All lines below containing "Roblox" are to be listed.

===== RECORDS FOR THIS TASK =====

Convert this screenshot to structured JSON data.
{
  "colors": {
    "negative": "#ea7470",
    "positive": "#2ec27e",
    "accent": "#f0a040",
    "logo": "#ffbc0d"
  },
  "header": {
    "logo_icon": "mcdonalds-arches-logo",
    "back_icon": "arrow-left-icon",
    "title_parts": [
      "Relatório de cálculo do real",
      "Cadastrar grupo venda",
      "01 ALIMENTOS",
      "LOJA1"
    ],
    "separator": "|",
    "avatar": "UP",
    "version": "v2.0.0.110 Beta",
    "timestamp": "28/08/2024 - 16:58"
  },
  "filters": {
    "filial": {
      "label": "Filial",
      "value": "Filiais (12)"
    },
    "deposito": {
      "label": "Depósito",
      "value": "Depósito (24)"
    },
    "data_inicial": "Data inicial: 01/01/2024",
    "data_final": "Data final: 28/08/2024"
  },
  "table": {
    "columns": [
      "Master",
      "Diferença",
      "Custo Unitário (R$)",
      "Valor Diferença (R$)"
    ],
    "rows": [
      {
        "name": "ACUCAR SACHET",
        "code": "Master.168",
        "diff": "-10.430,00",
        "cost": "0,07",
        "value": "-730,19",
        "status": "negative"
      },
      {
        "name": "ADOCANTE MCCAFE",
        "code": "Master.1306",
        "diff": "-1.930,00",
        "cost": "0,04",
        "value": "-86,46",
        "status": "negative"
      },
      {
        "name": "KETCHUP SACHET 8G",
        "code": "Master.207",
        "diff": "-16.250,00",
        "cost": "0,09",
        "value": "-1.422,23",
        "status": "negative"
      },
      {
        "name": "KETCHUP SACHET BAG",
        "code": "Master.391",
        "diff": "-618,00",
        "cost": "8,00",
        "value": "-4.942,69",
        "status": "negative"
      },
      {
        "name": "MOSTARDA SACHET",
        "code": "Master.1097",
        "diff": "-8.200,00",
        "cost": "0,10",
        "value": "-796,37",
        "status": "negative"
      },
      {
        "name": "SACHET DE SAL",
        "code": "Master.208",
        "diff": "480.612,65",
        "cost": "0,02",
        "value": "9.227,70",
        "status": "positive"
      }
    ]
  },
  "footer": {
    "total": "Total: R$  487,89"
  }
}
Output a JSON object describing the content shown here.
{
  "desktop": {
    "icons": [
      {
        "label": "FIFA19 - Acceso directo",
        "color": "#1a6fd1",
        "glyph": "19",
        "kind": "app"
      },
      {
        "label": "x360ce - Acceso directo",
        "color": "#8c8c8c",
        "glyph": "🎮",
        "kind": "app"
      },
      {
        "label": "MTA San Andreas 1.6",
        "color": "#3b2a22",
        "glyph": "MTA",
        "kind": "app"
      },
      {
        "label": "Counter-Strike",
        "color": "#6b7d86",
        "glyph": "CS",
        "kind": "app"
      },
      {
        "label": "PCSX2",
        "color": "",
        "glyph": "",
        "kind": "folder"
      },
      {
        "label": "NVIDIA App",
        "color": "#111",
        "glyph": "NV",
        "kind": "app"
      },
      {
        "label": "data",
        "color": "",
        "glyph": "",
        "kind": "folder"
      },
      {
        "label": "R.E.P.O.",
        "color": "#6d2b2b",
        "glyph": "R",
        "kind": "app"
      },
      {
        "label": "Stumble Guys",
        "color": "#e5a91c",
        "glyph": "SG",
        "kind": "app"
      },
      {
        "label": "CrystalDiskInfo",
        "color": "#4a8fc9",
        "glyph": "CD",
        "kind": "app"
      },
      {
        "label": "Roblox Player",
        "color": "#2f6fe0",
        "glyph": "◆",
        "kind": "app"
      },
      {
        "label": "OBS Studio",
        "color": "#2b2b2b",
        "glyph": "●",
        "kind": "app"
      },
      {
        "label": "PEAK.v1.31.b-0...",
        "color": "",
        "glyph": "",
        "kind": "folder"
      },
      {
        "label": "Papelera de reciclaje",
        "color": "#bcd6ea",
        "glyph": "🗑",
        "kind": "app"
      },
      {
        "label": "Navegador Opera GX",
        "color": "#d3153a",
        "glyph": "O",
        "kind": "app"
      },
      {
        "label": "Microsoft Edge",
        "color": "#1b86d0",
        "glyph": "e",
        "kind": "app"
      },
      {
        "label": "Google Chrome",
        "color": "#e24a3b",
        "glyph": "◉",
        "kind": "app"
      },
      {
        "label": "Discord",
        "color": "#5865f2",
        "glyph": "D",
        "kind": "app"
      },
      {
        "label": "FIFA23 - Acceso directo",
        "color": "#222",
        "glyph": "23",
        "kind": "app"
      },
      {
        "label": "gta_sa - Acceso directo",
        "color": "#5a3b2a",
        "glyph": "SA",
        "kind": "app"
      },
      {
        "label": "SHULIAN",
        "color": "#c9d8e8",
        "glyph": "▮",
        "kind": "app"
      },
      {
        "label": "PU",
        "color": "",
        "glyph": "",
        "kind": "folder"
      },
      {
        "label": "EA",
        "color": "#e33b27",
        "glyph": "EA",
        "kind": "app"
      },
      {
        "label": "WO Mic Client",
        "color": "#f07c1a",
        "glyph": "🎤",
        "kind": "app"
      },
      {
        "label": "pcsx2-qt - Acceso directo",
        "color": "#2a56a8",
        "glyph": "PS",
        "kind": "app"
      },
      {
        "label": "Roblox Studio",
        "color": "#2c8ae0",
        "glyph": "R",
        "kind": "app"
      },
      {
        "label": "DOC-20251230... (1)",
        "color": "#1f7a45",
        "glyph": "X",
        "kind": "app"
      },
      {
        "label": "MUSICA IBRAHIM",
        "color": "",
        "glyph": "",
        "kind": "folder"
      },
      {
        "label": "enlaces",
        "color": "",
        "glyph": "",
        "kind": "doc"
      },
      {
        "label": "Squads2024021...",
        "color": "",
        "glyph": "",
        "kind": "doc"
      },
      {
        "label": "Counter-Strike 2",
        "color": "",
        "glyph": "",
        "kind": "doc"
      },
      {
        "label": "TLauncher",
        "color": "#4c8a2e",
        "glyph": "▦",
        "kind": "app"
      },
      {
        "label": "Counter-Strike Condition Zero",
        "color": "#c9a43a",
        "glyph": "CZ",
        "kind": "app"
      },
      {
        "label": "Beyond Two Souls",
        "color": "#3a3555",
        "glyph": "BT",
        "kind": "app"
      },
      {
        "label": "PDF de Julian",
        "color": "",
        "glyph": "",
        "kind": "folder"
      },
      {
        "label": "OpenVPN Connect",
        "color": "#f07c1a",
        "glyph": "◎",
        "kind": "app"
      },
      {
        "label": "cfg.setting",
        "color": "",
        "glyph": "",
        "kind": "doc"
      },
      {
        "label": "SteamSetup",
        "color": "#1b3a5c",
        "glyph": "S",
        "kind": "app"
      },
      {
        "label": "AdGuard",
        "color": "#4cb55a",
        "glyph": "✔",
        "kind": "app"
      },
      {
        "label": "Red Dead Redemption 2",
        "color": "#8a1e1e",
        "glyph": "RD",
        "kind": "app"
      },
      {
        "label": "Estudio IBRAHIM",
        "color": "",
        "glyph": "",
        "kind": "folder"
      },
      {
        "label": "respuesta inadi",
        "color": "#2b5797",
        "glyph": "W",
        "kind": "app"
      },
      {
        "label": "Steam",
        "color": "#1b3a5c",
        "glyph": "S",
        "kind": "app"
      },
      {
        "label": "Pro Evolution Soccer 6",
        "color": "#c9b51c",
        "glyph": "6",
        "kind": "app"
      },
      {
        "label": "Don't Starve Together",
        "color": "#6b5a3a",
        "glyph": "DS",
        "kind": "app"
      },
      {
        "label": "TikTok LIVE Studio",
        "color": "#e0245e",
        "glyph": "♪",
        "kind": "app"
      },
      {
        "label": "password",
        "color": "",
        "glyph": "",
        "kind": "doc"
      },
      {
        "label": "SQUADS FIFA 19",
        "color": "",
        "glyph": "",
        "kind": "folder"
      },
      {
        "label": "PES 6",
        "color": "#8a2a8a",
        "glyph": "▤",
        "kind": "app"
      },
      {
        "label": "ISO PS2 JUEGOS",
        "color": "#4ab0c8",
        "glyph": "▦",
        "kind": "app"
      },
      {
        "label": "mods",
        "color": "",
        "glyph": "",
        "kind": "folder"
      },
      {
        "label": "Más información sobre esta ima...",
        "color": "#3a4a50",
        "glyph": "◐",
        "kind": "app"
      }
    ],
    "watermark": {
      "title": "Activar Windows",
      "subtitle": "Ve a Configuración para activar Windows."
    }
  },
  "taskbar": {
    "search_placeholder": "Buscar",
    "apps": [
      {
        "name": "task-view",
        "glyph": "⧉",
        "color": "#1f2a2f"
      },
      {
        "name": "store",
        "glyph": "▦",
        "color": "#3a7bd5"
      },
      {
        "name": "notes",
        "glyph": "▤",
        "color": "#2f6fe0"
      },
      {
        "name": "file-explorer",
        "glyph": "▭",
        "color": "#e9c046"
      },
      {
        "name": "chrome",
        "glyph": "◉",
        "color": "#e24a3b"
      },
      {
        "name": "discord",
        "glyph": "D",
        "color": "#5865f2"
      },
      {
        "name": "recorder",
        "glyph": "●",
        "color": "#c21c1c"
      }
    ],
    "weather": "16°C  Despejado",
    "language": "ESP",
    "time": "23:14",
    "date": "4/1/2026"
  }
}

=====

**RESPONSE TO THE EXERCISE**
        "label": "Roblox Player",
        "label": "Roblox Studio",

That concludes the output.